YOUR OBJECTIVE: All entries below need to be written out exactly, but without their pictures.

[Saved entries]
____
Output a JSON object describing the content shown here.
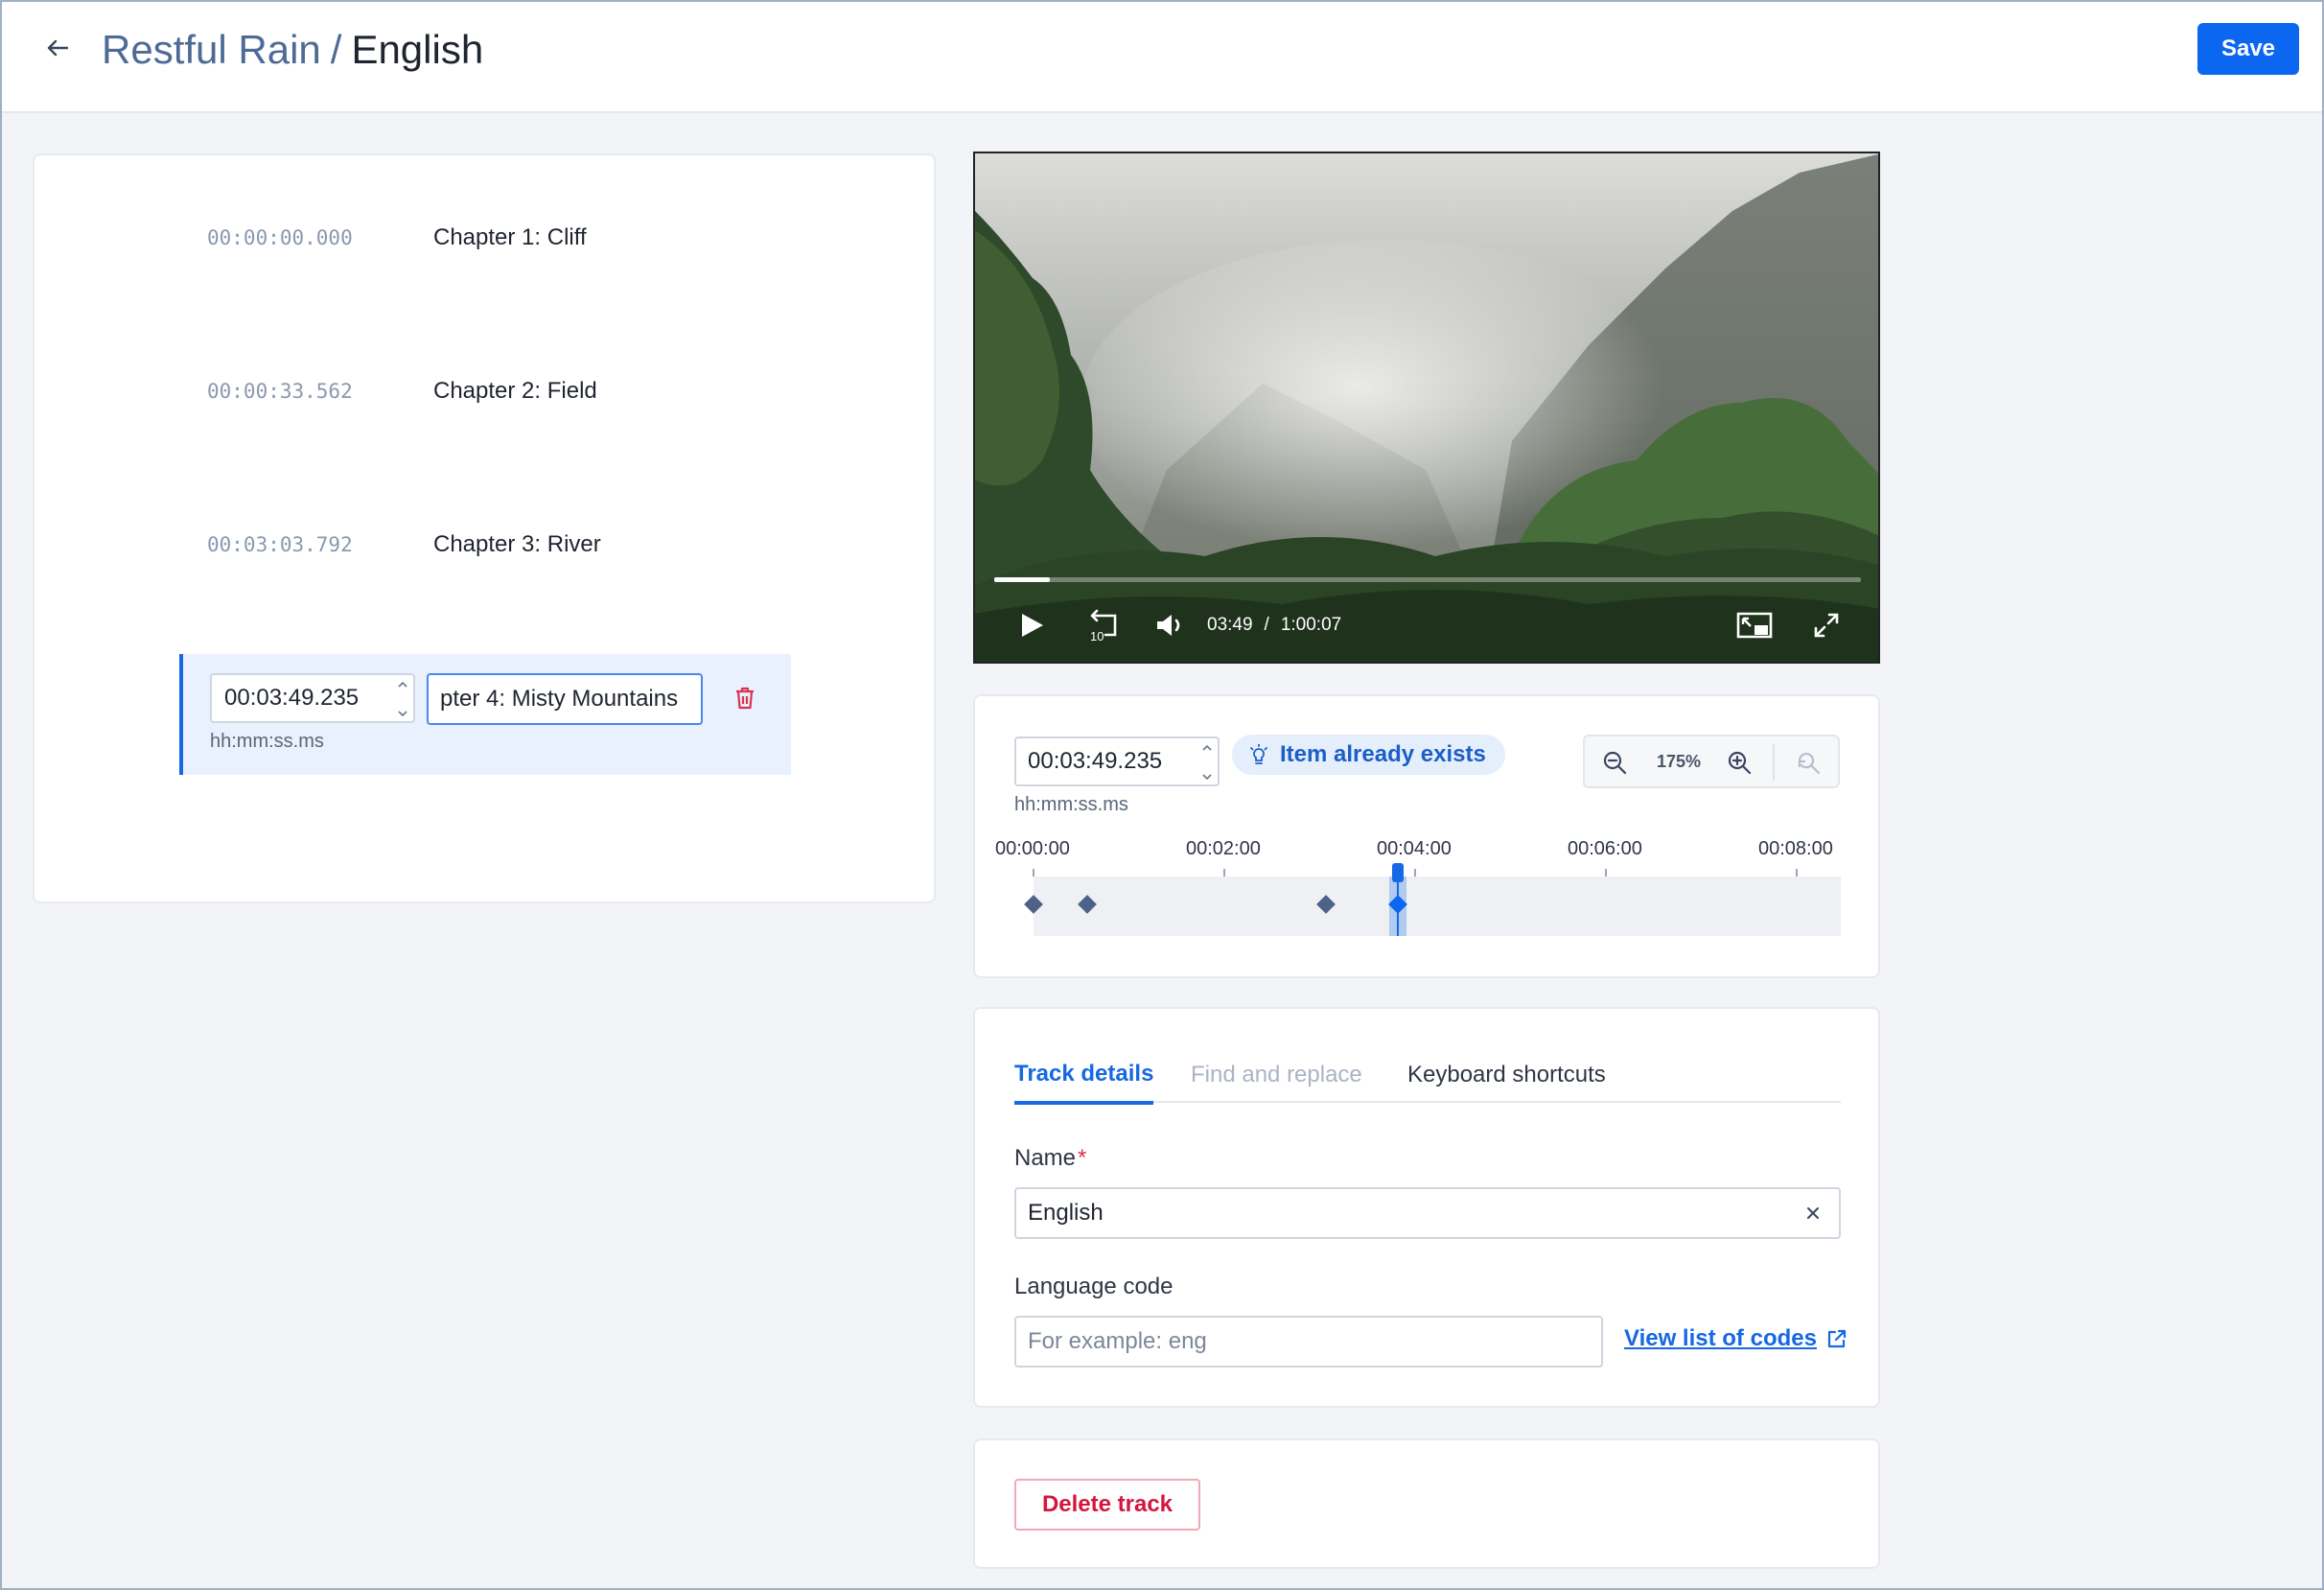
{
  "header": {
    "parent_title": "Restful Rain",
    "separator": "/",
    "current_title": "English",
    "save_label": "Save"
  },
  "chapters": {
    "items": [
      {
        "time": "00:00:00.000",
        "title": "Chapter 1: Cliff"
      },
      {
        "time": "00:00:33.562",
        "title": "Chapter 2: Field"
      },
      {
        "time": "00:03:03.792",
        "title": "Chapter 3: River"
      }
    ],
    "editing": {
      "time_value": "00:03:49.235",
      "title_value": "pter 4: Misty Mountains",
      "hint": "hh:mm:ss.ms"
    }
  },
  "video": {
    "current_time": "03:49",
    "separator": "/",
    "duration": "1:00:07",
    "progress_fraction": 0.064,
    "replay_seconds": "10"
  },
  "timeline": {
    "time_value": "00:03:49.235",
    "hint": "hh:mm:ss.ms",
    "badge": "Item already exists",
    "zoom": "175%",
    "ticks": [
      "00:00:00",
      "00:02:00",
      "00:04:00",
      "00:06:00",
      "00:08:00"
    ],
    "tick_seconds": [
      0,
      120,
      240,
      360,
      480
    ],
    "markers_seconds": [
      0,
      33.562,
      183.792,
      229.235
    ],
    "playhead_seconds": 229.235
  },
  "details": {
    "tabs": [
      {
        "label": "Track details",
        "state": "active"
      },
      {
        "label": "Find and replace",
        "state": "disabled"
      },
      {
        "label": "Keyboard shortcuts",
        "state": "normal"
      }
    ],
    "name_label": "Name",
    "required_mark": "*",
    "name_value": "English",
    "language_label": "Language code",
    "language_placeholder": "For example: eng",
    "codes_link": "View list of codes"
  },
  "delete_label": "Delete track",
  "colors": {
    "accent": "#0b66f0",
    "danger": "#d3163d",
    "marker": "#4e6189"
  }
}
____
EXPECTED OUTPUT:
Output a JSON object describing the content shown here.
{
  "header": {
    "parent_title": "Restful Rain",
    "separator": "/",
    "current_title": "English",
    "save_label": "Save"
  },
  "chapters": {
    "items": [
      {
        "time": "00:00:00.000",
        "title": "Chapter 1: Cliff"
      },
      {
        "time": "00:00:33.562",
        "title": "Chapter 2: Field"
      },
      {
        "time": "00:03:03.792",
        "title": "Chapter 3: River"
      }
    ],
    "editing": {
      "time_value": "00:03:49.235",
      "title_value": "pter 4: Misty Mountains",
      "hint": "hh:mm:ss.ms"
    }
  },
  "video": {
    "current_time": "03:49",
    "separator": "/",
    "duration": "1:00:07",
    "progress_fraction": 0.064,
    "replay_seconds": "10"
  },
  "timeline": {
    "time_value": "00:03:49.235",
    "hint": "hh:mm:ss.ms",
    "badge": "Item already exists",
    "zoom": "175%",
    "ticks": [
      "00:00:00",
      "00:02:00",
      "00:04:00",
      "00:06:00",
      "00:08:00"
    ],
    "tick_seconds": [
      0,
      120,
      240,
      360,
      480
    ],
    "markers_seconds": [
      0,
      33.562,
      183.792,
      229.235
    ],
    "playhead_seconds": 229.235
  },
  "details": {
    "tabs": [
      {
        "label": "Track details",
        "state": "active"
      },
      {
        "label": "Find and replace",
        "state": "disabled"
      },
      {
        "label": "Keyboard shortcuts",
        "state": "normal"
      }
    ],
    "name_label": "Name",
    "required_mark": "*",
    "name_value": "English",
    "language_label": "Language code",
    "language_placeholder": "For example: eng",
    "codes_link": "View list of codes"
  },
  "delete_label": "Delete track",
  "colors": {
    "accent": "#0b66f0",
    "danger": "#d3163d",
    "marker": "#4e6189"
  }
}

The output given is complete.